Beethoven rises to a challenge!!

Everyone knows about Ludwig van Beethoven. He is a towering figure in Classical music, renowned for his contributions to the symphony, the string quartet, the piano sonata, and much more. No one but musicologists know much about Daniel Steibelt. They mostly remember him for using the tambourine in so many of  his piano sonatas (his wife played tambourine), for introducing the Chinese gong into his opera Romeo et Juliette (although later musicologists have determined it was some kind of tuned bell instead), and for coming out the loser in a brash challenge to Beethoven. Steibelt was born in Berlin. He … Continue reading

A Dog’s Taste for Bruckner

Some of Anton Bruckner’s students decided to play a trick on him. While he was out to  lunch, they played music on the piano for Bruckner’s dog. As one of them played a motive from Richard Wagner’s music, the others chased the dog around the room and slapped him. But when they played from Bruckner’s own Te Deum, they gave the dog treats. Once the dog started running away every time he heard Wagner’s music and came bounding toward the piano with his tail wagging every time he heard Bruckner’s, the students prepared the next part of their plan. When … Continue reading

Would a university hire Mozart?

I have no idea where the following letter came from. Someone forwarded it to me on email years ago. Now that I’ve found it again, it’s too good not to share. March 15 Dear Dean X: I write in response to your suggestion of an appointment to our faculty for a Mr. W.A. Mozart, currently of Vienna, Austria. While the Music Department appreciates your interest, faculty are sensitive about their prerogatives in the selection of new colleagues. While the list of works and performances that the candidate submitted is undoubtedly a full one, though not always accurate in the view … Continue reading

An Earnest Request

Everybody knows not to leave cell phones on at a concert. Or at least everyone has heard reminders before concerts. What could have possibly created such a disturbance before the noisy things were invented? Here’s a note printed on the front of the Glyndebourne program of 1935: “Patrons are earnestly requested not to flash TORCHES during the Performances. It is aggravating to the rest of the audience but intolerable to the Artists. It is much worse than ‘walking behind the bowler’s arm’ at cricket.” Now that we know that, what annoyed audiences before the invention of the flashlight?

How did you come to love music?

My father has always loved his record collection. Some of my earliest memories are the records he played whenever he had some leisure time. (I’ll date myself. The earliest were 78s, for whatever it’s worth.) He loves classical music and the popular music of  his generation–mostly big band jazz. Since I grew up with those sounds in the house–if not constantly, then very frequently–I suspect that’s why I grew up loving classical music and big band jazz. What about other classical music lovers–and lovers of popular music from before your own generation? How did you come to love it? From … Continue reading

Welcome to Musicology for Everyone

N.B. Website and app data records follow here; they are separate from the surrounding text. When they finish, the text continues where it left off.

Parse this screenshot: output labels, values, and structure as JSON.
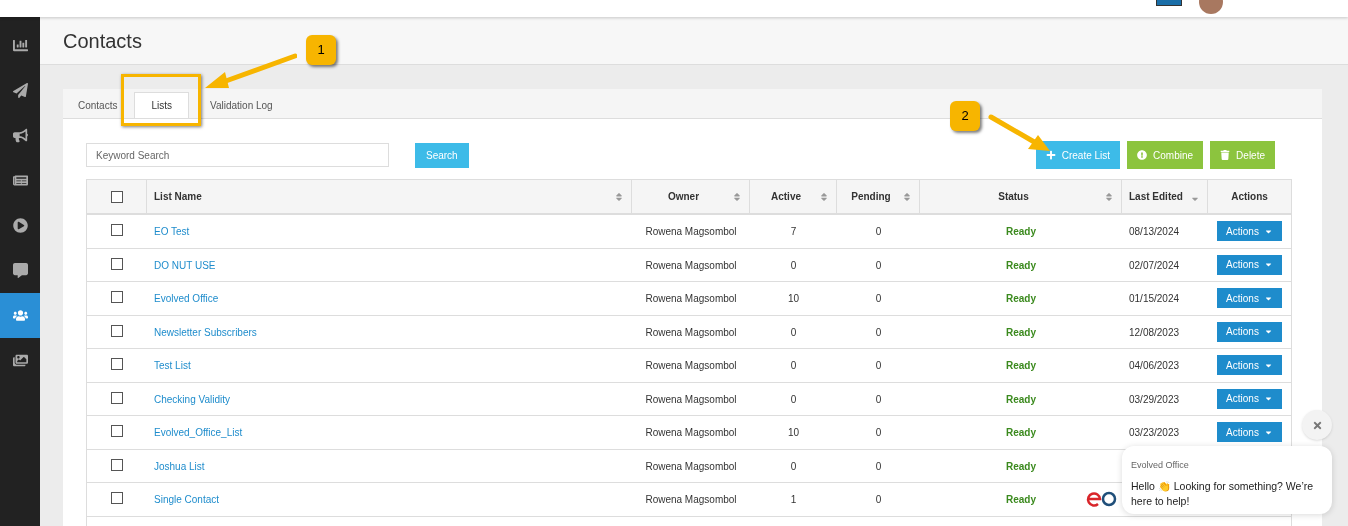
{
  "sidebar": {
    "items": [
      {
        "selected": false
      },
      {
        "selected": false
      },
      {
        "selected": false
      },
      {
        "selected": false
      },
      {
        "selected": false
      },
      {
        "selected": false
      },
      {
        "selected": true
      },
      {
        "selected": false
      }
    ]
  },
  "page_title": "Contacts",
  "tabs": [
    {
      "label": "Contacts",
      "selected": false
    },
    {
      "label": "Lists",
      "selected": true
    },
    {
      "label": "Validation Log",
      "selected": false
    }
  ],
  "search": {
    "placeholder": "Keyword Search",
    "button": "Search"
  },
  "toolbar": [
    {
      "kind": "create",
      "label": "Create List"
    },
    {
      "kind": "combine",
      "label": "Combine"
    },
    {
      "kind": "delete",
      "label": "Delete"
    }
  ],
  "table": {
    "select_all": {
      "checked": false
    },
    "columns": [
      {
        "label": "List Name"
      },
      {
        "label": "Owner"
      },
      {
        "label": "Active"
      },
      {
        "label": "Pending"
      },
      {
        "label": "Status"
      },
      {
        "label": "Last Edited"
      },
      {
        "label": "Actions"
      }
    ],
    "rows": [
      {
        "checked": false,
        "name": "EO Test",
        "owner": "Rowena Magsombol",
        "active": "7",
        "pending": "0",
        "status": "Ready",
        "last_edited": "08/13/2024",
        "action": "Actions"
      },
      {
        "checked": false,
        "name": "DO NUT USE",
        "owner": "Rowena Magsombol",
        "active": "0",
        "pending": "0",
        "status": "Ready",
        "last_edited": "02/07/2024",
        "action": "Actions"
      },
      {
        "checked": false,
        "name": "Evolved Office",
        "owner": "Rowena Magsombol",
        "active": "10",
        "pending": "0",
        "status": "Ready",
        "last_edited": "01/15/2024",
        "action": "Actions"
      },
      {
        "checked": false,
        "name": "Newsletter Subscribers",
        "owner": "Rowena Magsombol",
        "active": "0",
        "pending": "0",
        "status": "Ready",
        "last_edited": "12/08/2023",
        "action": "Actions"
      },
      {
        "checked": false,
        "name": "Test List",
        "owner": "Rowena Magsombol",
        "active": "0",
        "pending": "0",
        "status": "Ready",
        "last_edited": "04/06/2023",
        "action": "Actions"
      },
      {
        "checked": false,
        "name": "Checking Validity",
        "owner": "Rowena Magsombol",
        "active": "0",
        "pending": "0",
        "status": "Ready",
        "last_edited": "03/29/2023",
        "action": "Actions"
      },
      {
        "checked": false,
        "name": "Evolved_Office_List",
        "owner": "Rowena Magsombol",
        "active": "10",
        "pending": "0",
        "status": "Ready",
        "last_edited": "03/23/2023",
        "action": "Actions"
      },
      {
        "checked": false,
        "name": "Joshua List",
        "owner": "Rowena Magsombol",
        "active": "0",
        "pending": "0",
        "status": "Ready"
      },
      {
        "checked": false,
        "name": "Single Contact",
        "owner": "Rowena Magsombol",
        "active": "1",
        "pending": "0",
        "status": "Ready"
      }
    ]
  },
  "callouts": [
    {
      "label": "1"
    },
    {
      "label": "2"
    }
  ],
  "chat": {
    "sender": "Evolved Office",
    "message": "Hello 👏 Looking for something? We’re here to help!"
  }
}
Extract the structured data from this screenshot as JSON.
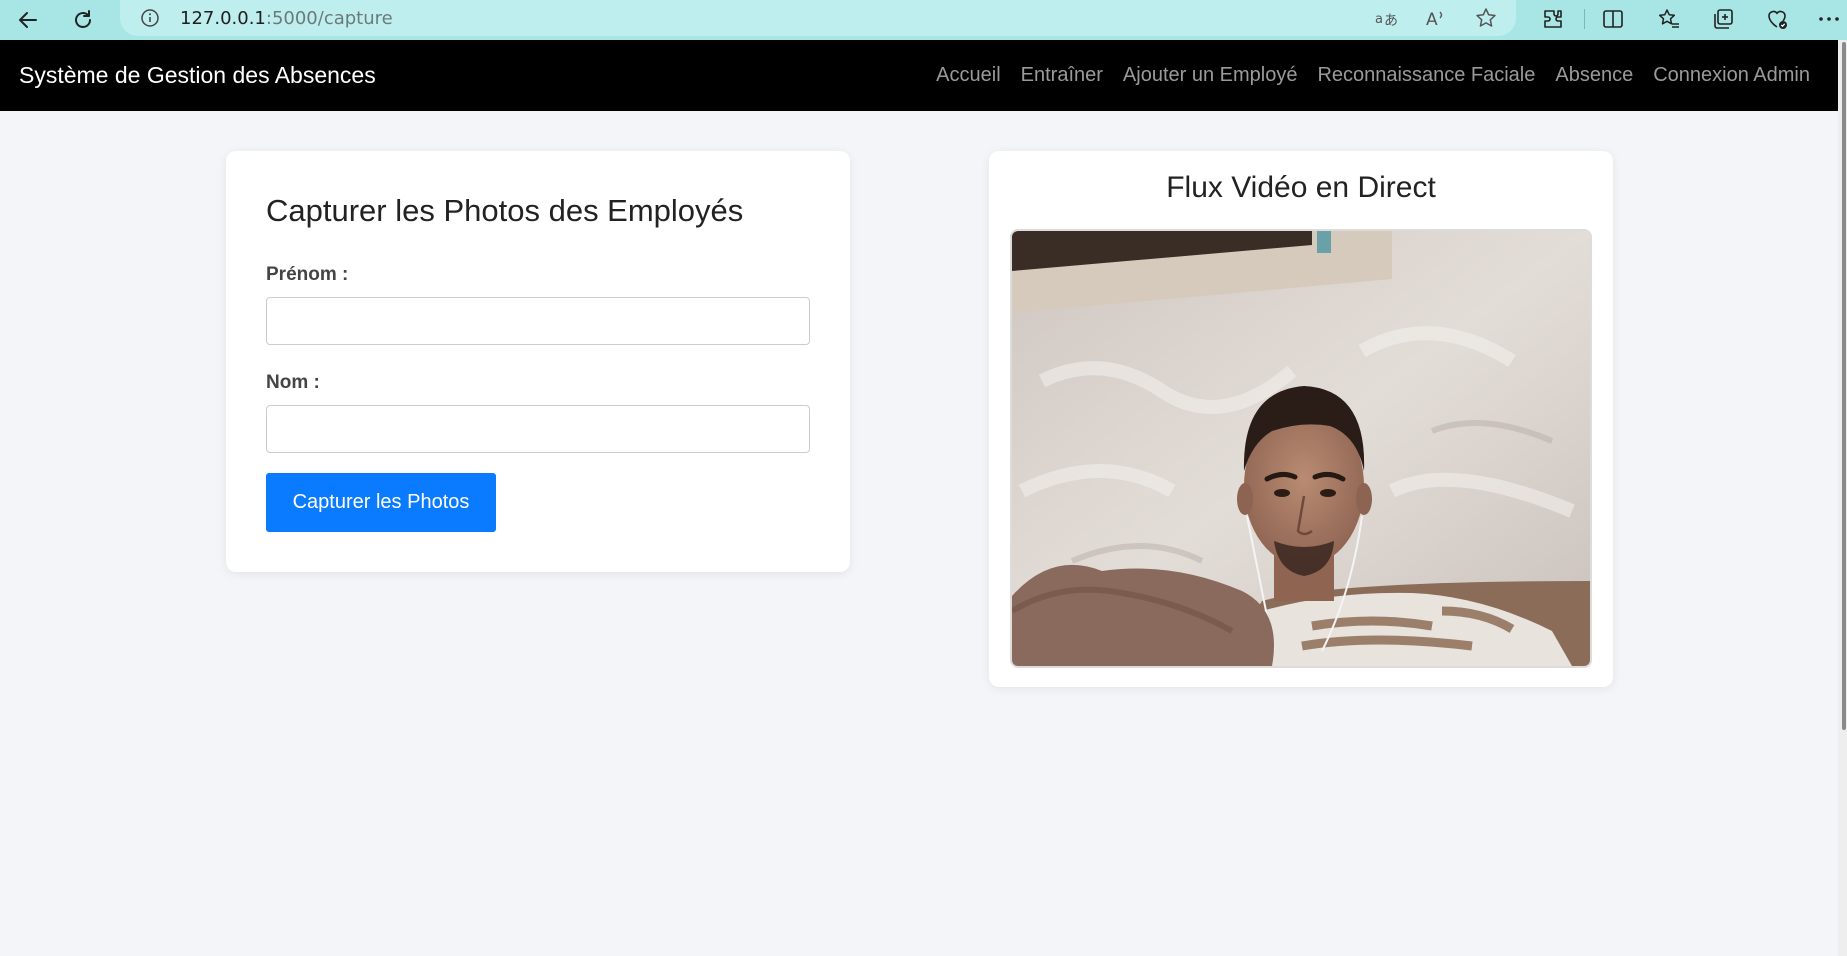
{
  "browser": {
    "url_host": "127.0.0.1",
    "url_path": ":5000/capture"
  },
  "navbar": {
    "brand": "Système de Gestion des Absences",
    "links": [
      {
        "label": "Accueil"
      },
      {
        "label": "Entraîner"
      },
      {
        "label": "Ajouter un Employé"
      },
      {
        "label": "Reconnaissance Faciale"
      },
      {
        "label": "Absence"
      },
      {
        "label": "Connexion Admin"
      }
    ]
  },
  "form": {
    "title": "Capturer les Photos des Employés",
    "first_name_label": "Prénom :",
    "first_name_value": "",
    "last_name_label": "Nom :",
    "last_name_value": "",
    "submit_label": "Capturer les Photos"
  },
  "video": {
    "title": "Flux Vidéo en Direct"
  },
  "colors": {
    "browser_bar": "#a8e6e6",
    "navbar": "#000000",
    "accent_button": "#0a7bff",
    "page_bg": "#f4f5f8"
  }
}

I’m not sure when I first heard the word musicology, but it must have been some time before I had any interest in pursuing it seriously. I majored in composition and trombone performance as an undergraduate. I have a masters in musicology, but started to work on a doctorate in performance before I decided musicology was a better fit. When I started college, I had a double major in music and history. (And yes, my music major was a double major, too. Kids! Think they can do it all! What a glutton for punishment!) The history major did not survive … Continue reading

When "classical" music was "popular"–Part 2

My first article on this topic explored how Rossini’s music was considered “popular” music in the sense of being somehow inferior to “classical” music, although it is now regarded as “classical” music. This one will explore the narrowing of gaps between social strata that resulted in a new style of music, which music history has come to regard as the Classical period. It was among the most truly popular music of all times, in the sense of appealing to audiences that crossed geographical and social boundaries (not to mention time!) At least from the late Middle Ages through the end … Continue reading